### Task to complete
Which lines below contain the word "icon"? Copy each of them.

(Beginning of Information)

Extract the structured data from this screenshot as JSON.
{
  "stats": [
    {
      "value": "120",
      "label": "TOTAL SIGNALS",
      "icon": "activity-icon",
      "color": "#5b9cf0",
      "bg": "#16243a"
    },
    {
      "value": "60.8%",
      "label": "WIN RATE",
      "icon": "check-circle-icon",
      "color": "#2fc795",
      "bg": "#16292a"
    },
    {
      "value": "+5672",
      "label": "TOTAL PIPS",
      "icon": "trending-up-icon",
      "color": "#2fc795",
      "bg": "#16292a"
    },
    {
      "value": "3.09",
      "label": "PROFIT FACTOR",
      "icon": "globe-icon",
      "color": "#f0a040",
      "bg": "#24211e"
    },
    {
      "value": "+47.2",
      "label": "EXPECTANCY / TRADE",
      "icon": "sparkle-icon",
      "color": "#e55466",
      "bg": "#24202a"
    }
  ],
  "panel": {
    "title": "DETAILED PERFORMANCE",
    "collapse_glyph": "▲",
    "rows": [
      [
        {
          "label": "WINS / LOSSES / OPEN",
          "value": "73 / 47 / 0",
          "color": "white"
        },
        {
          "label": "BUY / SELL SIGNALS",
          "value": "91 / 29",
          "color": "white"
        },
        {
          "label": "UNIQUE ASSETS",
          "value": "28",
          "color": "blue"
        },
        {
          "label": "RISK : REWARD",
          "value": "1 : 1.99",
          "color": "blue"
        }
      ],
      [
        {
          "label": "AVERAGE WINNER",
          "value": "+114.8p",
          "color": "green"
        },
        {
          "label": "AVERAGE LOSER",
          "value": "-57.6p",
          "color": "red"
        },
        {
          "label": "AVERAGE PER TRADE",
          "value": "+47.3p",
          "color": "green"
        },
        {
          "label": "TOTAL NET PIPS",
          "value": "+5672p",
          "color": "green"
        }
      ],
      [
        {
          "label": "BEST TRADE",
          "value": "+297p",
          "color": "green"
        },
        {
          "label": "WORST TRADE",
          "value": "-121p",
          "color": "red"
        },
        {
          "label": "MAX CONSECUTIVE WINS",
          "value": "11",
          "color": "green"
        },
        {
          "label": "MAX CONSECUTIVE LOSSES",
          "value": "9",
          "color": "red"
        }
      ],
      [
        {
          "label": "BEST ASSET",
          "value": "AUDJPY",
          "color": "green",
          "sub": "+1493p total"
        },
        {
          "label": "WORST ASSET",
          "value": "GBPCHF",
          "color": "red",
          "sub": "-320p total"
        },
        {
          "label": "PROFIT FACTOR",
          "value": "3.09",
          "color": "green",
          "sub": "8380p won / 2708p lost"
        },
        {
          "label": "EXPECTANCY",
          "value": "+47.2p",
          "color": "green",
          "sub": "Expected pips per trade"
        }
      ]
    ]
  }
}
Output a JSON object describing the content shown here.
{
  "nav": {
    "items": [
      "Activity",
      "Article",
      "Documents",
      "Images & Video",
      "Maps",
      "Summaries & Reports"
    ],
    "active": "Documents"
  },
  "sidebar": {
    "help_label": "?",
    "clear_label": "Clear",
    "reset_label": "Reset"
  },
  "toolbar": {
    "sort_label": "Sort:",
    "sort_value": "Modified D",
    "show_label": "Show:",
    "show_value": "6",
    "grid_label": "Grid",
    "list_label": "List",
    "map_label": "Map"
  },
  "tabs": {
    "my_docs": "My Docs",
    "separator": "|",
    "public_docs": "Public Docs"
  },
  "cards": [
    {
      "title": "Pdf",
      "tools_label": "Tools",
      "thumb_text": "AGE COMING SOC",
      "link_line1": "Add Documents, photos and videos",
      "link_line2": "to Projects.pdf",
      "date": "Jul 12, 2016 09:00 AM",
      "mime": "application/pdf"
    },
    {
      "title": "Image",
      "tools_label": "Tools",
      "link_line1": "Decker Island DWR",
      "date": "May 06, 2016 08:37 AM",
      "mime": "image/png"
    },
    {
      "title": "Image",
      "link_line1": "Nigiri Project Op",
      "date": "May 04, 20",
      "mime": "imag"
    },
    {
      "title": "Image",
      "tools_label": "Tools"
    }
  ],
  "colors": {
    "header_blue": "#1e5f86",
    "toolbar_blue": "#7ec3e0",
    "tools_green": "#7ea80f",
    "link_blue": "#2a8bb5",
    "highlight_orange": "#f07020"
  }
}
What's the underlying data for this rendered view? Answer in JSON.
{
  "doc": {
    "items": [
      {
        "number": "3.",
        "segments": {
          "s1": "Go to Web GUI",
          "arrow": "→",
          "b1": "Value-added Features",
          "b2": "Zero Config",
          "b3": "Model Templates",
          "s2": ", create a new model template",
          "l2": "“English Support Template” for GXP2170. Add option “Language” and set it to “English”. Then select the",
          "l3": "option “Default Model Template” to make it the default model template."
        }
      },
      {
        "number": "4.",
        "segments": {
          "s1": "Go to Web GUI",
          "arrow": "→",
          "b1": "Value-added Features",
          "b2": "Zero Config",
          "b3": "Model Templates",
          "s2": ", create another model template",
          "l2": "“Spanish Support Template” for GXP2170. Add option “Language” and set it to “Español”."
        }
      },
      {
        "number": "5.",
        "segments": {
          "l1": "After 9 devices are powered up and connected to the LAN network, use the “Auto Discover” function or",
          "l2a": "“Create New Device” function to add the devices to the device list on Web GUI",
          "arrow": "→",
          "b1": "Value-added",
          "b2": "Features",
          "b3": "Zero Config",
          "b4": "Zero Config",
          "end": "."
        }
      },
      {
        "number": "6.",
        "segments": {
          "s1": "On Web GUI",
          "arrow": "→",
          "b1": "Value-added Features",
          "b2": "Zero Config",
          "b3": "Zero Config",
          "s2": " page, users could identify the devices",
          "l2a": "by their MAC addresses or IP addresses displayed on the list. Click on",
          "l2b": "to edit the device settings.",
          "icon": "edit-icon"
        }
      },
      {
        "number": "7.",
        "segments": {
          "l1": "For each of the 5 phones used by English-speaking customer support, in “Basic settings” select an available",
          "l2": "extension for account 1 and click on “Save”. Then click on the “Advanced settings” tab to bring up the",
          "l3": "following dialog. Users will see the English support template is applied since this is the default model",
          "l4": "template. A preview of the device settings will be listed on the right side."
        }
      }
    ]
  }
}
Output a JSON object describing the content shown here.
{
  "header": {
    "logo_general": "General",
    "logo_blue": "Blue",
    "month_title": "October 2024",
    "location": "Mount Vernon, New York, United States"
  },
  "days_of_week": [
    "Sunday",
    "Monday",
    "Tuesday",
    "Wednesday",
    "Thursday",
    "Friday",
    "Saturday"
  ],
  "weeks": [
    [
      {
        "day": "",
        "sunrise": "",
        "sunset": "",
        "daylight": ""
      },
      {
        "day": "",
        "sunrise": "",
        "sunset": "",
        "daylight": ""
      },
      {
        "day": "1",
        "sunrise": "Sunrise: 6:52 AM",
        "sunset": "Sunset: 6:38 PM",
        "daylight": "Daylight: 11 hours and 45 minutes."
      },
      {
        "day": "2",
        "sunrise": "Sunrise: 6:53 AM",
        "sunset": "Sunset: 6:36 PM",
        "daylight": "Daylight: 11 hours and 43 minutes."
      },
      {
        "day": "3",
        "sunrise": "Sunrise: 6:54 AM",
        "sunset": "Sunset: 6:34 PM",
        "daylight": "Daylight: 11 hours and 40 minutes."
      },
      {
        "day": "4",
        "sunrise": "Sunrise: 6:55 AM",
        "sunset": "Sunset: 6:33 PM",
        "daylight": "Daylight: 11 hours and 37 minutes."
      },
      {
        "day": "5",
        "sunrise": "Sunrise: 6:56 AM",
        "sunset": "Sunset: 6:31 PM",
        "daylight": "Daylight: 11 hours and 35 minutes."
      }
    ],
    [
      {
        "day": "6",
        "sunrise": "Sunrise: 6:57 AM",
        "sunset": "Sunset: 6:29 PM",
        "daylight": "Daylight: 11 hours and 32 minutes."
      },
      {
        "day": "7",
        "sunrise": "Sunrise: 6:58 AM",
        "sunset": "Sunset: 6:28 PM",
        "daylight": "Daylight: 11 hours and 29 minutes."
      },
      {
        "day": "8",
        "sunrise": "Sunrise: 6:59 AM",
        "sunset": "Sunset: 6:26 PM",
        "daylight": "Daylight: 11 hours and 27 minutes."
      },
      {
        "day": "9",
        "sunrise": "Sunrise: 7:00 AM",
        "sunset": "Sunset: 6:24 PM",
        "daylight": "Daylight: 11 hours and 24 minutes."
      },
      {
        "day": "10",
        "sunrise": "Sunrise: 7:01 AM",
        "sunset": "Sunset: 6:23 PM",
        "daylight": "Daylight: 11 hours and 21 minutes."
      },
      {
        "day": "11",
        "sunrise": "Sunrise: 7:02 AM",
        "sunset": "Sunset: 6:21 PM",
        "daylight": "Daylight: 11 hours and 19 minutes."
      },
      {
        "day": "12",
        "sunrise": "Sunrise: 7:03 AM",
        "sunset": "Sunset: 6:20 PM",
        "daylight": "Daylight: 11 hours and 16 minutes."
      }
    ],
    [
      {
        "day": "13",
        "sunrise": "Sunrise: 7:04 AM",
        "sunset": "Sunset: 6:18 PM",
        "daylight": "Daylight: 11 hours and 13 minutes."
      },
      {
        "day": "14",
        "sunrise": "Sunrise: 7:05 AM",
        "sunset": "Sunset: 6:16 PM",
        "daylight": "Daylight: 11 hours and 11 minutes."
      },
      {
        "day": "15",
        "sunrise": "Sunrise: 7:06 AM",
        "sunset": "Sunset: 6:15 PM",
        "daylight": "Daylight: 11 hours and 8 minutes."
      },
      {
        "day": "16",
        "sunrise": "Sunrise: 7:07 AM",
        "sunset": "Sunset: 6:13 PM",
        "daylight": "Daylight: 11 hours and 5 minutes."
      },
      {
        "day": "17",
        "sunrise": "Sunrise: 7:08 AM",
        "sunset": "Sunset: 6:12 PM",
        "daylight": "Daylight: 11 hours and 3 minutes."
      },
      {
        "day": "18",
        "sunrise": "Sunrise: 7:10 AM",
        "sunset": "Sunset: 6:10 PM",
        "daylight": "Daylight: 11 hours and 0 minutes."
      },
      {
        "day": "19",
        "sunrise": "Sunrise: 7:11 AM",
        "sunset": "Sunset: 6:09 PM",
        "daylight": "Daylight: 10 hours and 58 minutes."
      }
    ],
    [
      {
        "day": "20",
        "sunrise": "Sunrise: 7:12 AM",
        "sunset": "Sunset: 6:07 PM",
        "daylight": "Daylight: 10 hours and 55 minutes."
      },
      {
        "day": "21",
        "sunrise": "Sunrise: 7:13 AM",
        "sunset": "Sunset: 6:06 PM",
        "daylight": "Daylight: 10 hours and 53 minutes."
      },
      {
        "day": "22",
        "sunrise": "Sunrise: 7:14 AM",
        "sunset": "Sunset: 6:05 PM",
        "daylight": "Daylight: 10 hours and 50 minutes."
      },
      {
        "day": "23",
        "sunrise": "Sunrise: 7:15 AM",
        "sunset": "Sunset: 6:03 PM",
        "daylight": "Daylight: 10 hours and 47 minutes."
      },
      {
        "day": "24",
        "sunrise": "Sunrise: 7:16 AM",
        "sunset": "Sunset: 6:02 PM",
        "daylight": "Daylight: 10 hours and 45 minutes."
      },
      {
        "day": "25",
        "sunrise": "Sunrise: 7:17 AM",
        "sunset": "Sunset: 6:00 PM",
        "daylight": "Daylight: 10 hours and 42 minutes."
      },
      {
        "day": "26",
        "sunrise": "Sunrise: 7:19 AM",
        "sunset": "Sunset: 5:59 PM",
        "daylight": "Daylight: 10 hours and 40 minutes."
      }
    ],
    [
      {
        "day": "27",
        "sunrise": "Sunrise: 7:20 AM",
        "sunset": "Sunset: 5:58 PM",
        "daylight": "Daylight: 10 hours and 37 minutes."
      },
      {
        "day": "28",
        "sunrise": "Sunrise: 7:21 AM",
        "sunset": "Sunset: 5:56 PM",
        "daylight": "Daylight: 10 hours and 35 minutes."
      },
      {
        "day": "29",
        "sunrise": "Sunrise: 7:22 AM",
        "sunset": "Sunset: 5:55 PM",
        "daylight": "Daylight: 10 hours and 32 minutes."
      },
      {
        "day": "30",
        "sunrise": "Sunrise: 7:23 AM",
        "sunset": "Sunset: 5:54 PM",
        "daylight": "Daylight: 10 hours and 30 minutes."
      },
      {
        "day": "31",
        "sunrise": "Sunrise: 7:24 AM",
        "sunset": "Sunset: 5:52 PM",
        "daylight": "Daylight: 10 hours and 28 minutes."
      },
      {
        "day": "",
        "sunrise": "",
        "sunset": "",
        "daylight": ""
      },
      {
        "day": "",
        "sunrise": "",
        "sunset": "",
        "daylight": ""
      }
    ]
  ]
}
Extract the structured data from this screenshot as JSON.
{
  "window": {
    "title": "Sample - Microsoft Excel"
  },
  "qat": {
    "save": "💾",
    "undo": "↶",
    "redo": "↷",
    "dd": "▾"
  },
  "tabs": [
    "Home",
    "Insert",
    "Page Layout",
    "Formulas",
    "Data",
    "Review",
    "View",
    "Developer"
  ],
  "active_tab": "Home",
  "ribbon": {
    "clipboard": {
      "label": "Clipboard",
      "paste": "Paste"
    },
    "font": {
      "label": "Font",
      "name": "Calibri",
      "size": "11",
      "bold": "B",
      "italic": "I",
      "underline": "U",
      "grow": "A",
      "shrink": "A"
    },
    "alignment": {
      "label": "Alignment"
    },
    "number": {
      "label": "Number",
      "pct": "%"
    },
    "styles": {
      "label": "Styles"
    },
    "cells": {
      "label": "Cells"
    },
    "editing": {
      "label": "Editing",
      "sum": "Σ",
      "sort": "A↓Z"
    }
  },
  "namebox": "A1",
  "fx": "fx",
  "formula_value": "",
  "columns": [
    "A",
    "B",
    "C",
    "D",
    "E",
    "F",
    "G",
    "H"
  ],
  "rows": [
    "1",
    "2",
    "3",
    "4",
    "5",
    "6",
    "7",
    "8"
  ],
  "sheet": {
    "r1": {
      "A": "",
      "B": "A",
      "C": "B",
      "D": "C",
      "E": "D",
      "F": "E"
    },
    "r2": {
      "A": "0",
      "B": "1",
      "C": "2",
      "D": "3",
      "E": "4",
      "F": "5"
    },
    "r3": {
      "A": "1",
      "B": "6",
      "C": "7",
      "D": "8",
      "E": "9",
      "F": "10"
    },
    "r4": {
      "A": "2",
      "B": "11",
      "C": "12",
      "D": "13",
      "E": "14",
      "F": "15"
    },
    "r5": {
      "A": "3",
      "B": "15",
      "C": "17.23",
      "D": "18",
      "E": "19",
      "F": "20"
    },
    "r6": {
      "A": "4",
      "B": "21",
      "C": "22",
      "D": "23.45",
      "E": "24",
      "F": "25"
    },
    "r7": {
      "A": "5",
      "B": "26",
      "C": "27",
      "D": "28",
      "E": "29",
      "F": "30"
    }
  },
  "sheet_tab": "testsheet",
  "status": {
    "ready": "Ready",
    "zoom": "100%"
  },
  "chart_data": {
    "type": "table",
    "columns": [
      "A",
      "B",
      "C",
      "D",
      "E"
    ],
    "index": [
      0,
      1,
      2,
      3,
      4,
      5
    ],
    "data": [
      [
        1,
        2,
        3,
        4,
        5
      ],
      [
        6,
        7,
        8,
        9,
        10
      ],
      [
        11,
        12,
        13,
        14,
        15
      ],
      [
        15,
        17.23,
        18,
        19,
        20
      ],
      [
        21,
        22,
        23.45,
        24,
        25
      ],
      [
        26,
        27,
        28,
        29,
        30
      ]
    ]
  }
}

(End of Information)

### Written solution
      "icon": "activity-icon",
      "icon": "check-circle-icon",
      "icon": "trending-up-icon",
      "icon": "globe-icon",
      "icon": "sparkle-icon",
          "icon": "edit-icon"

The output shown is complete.